Source records
====================
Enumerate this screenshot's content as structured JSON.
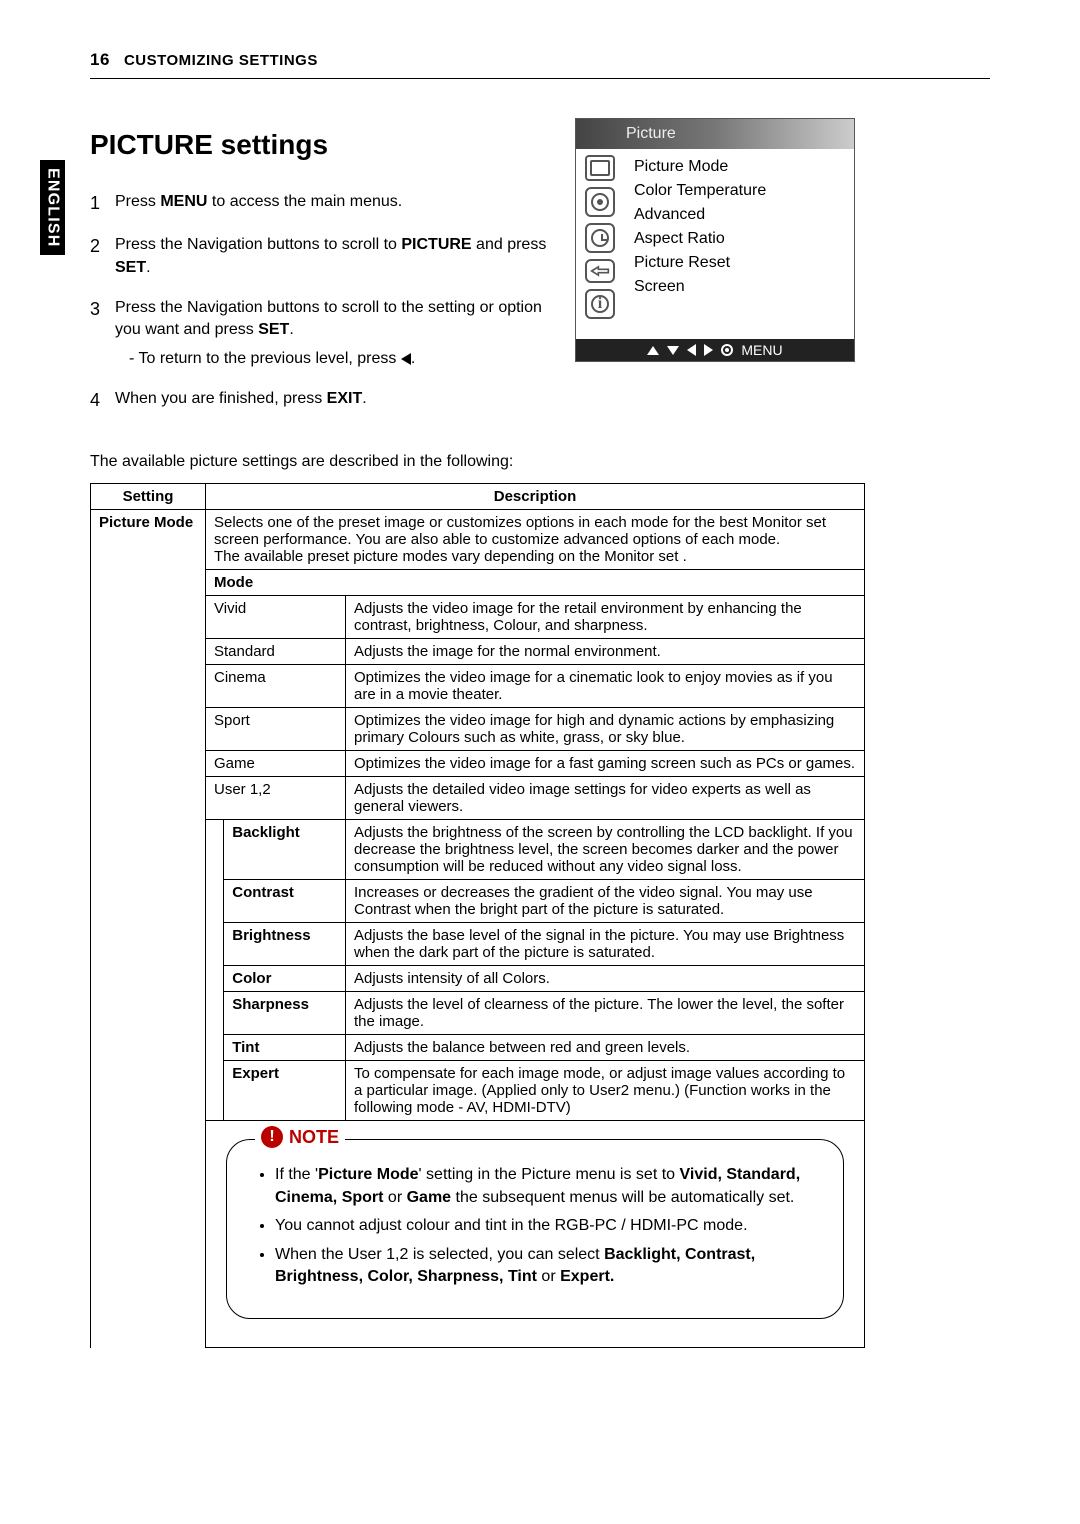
{
  "header": {
    "page_number": "16",
    "section": "CUSTOMIZING SETTINGS"
  },
  "side_tab": "ENGLISH",
  "title": "PICTURE settings",
  "steps": {
    "s1": {
      "num": "1",
      "pre": "Press ",
      "bold": "MENU",
      "post": " to access the main menus."
    },
    "s2": {
      "num": "2",
      "pre": "Press the Navigation buttons to scroll to ",
      "bold1": "PICTURE",
      "mid": " and press ",
      "bold2": "SET",
      "post": "."
    },
    "s3": {
      "num": "3",
      "pre": "Press the Navigation buttons to scroll to the setting or option you want and press ",
      "bold": "SET",
      "post": ".",
      "sub": "- To return to the previous level, press "
    },
    "s4": {
      "num": "4",
      "pre": "When you are finished, press ",
      "bold": "EXIT",
      "post": "."
    }
  },
  "osd": {
    "title": "Picture",
    "items": [
      "Picture Mode",
      "Color Temperature",
      "Advanced",
      "Aspect Ratio",
      "Picture Reset",
      "Screen"
    ],
    "menu_label": "MENU"
  },
  "intro": "The available picture settings are described in the following:",
  "table": {
    "h_setting": "Setting",
    "h_desc": "Description",
    "picture_mode_label": "Picture Mode",
    "picture_mode_desc": "Selects one of the preset image or customizes options in each mode for the best Monitor set screen performance. You are also able to customize advanced options of each mode.\nThe available preset picture modes vary depending on the Monitor set .",
    "mode_header": "Mode",
    "modes": [
      {
        "name": "Vivid",
        "desc": "Adjusts the video image for the retail environment by enhancing the contrast, brightness, Colour, and sharpness."
      },
      {
        "name": "Standard",
        "desc": "Adjusts the image for the normal environment."
      },
      {
        "name": "Cinema",
        "desc": "Optimizes the video image for a cinematic look to enjoy movies as if you are in a movie theater."
      },
      {
        "name": "Sport",
        "desc": "Optimizes the video image for high and dynamic actions by emphasizing primary Colours such as white, grass, or sky blue."
      },
      {
        "name": "Game",
        "desc": "Optimizes the video image for a fast gaming screen such as PCs or games."
      },
      {
        "name": "User 1,2",
        "desc": "Adjusts the detailed video image settings for video experts as well as general viewers."
      }
    ],
    "subs": [
      {
        "name": "Backlight",
        "desc": "Adjusts the brightness of the screen by controlling the LCD backlight. If you decrease the brightness level, the screen becomes darker and the power consumption will be reduced without any video signal loss."
      },
      {
        "name": "Contrast",
        "desc": "Increases or decreases the gradient of the video signal. You may use Contrast when the bright part of the picture is saturated."
      },
      {
        "name": "Brightness",
        "desc": "Adjusts the base level of the signal in the picture. You may use Brightness when the dark part of the picture is saturated."
      },
      {
        "name": "Color",
        "desc": "Adjusts intensity of all Colors."
      },
      {
        "name": "Sharpness",
        "desc": "Adjusts the level of clearness of the picture. The lower the level, the softer the image."
      },
      {
        "name": "Tint",
        "desc": "Adjusts the balance between red and green levels."
      },
      {
        "name": "Expert",
        "desc": "To compensate for each image mode, or adjust image values according to a particular image. (Applied only to User2 menu.) (Function works in the following mode - AV, HDMI-DTV)"
      }
    ]
  },
  "note": {
    "label": "NOTE",
    "li1": {
      "a": "If the '",
      "b": "Picture Mode",
      "c": "' setting in the Picture menu is set to ",
      "d": "Vivid, Standard, Cinema, Sport",
      "e": " or ",
      "f": "Game",
      "g": " the subsequent menus will be automatically set."
    },
    "li2": "You cannot adjust colour and tint in the RGB-PC / HDMI-PC mode.",
    "li3": {
      "a": "When the User 1,2 is selected, you can select ",
      "b": "Backlight, Contrast, Brightness, Color, Sharpness, Tint ",
      "c": "or",
      "d": " Expert."
    }
  }
}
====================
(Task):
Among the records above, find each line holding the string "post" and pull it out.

(Answer below):
      "post": " to access the main menus."
      "post": "."
      "post": ".",
      "post": "."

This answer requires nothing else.